* [WHAT NEEDS TO BE DONE]
Print each entry verbatim.

* [App and web page records]

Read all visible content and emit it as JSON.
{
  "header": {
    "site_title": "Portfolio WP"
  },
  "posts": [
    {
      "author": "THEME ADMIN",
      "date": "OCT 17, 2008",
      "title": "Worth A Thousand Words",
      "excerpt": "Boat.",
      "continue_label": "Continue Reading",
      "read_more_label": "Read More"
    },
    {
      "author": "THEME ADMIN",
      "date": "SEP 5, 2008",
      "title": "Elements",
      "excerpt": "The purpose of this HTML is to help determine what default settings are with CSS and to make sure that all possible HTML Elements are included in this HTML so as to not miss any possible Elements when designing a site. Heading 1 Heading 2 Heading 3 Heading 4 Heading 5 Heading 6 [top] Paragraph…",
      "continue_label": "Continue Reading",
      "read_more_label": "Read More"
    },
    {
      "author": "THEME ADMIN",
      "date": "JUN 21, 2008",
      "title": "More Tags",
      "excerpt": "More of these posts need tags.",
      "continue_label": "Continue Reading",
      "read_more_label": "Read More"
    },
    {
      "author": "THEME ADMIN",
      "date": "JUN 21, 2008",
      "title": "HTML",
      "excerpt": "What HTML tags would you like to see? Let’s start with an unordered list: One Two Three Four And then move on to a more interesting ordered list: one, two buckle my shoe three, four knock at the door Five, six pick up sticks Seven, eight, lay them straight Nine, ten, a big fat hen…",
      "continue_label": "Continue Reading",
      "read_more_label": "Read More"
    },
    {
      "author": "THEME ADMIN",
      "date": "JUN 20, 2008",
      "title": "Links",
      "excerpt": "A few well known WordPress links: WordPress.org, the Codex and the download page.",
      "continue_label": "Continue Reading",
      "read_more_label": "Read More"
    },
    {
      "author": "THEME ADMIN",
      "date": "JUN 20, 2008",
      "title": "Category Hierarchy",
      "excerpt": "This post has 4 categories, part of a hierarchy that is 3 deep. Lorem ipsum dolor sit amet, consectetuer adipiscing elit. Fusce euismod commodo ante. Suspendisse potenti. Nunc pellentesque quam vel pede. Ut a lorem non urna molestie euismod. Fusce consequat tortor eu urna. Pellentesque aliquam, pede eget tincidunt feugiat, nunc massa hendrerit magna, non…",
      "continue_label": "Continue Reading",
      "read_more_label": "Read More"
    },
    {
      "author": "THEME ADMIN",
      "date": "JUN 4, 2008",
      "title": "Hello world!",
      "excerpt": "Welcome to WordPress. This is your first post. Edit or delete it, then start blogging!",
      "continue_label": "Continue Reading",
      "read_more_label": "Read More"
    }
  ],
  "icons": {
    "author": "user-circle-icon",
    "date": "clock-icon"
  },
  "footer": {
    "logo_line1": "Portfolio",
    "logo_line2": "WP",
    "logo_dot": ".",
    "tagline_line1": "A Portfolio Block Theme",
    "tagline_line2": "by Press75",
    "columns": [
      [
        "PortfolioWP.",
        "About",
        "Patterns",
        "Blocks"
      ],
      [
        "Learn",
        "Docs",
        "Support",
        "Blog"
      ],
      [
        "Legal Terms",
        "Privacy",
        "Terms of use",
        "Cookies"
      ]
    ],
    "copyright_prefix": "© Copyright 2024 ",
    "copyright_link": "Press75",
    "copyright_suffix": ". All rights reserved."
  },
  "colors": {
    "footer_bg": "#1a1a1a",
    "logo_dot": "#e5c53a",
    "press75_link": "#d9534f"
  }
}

* [RESPONSE BELOW]
Read all visible content and emit it as JSON.
{
  "header": {
    "site_title": "Portfolio WP"
  },
  "posts": [
    {
      "author": "THEME ADMIN",
      "date": "OCT 17, 2008",
      "title": "Worth A Thousand Words",
      "excerpt": "Boat.",
      "continue_label": "Continue Reading",
      "read_more_label": "Read More"
    },
    {
      "author": "THEME ADMIN",
      "date": "SEP 5, 2008",
      "title": "Elements",
      "excerpt": "The purpose of this HTML is to help determine what default settings are with CSS and to make sure that all possible HTML Elements are included in this HTML so as to not miss any possible Elements when designing a site. Heading 1 Heading 2 Heading 3 Heading 4 Heading 5 Heading 6 [top] Paragraph…",
      "continue_label": "Continue Reading",
      "read_more_label": "Read More"
    },
    {
      "author": "THEME ADMIN",
      "date": "JUN 21, 2008",
      "title": "More Tags",
      "excerpt": "More of these posts need tags.",
      "continue_label": "Continue Reading",
      "read_more_label": "Read More"
    },
    {
      "author": "THEME ADMIN",
      "date": "JUN 21, 2008",
      "title": "HTML",
      "excerpt": "What HTML tags would you like to see? Let’s start with an unordered list: One Two Three Four And then move on to a more interesting ordered list: one, two buckle my shoe three, four knock at the door Five, six pick up sticks Seven, eight, lay them straight Nine, ten, a big fat hen…",
      "continue_label": "Continue Reading",
      "read_more_label": "Read More"
    },
    {
      "author": "THEME ADMIN",
      "date": "JUN 20, 2008",
      "title": "Links",
      "excerpt": "A few well known WordPress links: WordPress.org, the Codex and the download page.",
      "continue_label": "Continue Reading",
      "read_more_label": "Read More"
    },
    {
      "author": "THEME ADMIN",
      "date": "JUN 20, 2008",
      "title": "Category Hierarchy",
      "excerpt": "This post has 4 categories, part of a hierarchy that is 3 deep. Lorem ipsum dolor sit amet, consectetuer adipiscing elit. Fusce euismod commodo ante. Suspendisse potenti. Nunc pellentesque quam vel pede. Ut a lorem non urna molestie euismod. Fusce consequat tortor eu urna. Pellentesque aliquam, pede eget tincidunt feugiat, nunc massa hendrerit magna, non…",
      "continue_label": "Continue Reading",
      "read_more_label": "Read More"
    },
    {
      "author": "THEME ADMIN",
      "date": "JUN 4, 2008",
      "title": "Hello world!",
      "excerpt": "Welcome to WordPress. This is your first post. Edit or delete it, then start blogging!",
      "continue_label": "Continue Reading",
      "read_more_label": "Read More"
    }
  ],
  "icons": {
    "author": "user-circle-icon",
    "date": "clock-icon"
  },
  "footer": {
    "logo_line1": "Portfolio",
    "logo_line2": "WP",
    "logo_dot": ".",
    "tagline_line1": "A Portfolio Block Theme",
    "tagline_line2": "by Press75",
    "columns": [
      [
        "PortfolioWP.",
        "About",
        "Patterns",
        "Blocks"
      ],
      [
        "Learn",
        "Docs",
        "Support",
        "Blog"
      ],
      [
        "Legal Terms",
        "Privacy",
        "Terms of use",
        "Cookies"
      ]
    ],
    "copyright_prefix": "© Copyright 2024 ",
    "copyright_link": "Press75",
    "copyright_suffix": ". All rights reserved."
  },
  "colors": {
    "footer_bg": "#1a1a1a",
    "logo_dot": "#e5c53a",
    "press75_link": "#d9534f"
  }
}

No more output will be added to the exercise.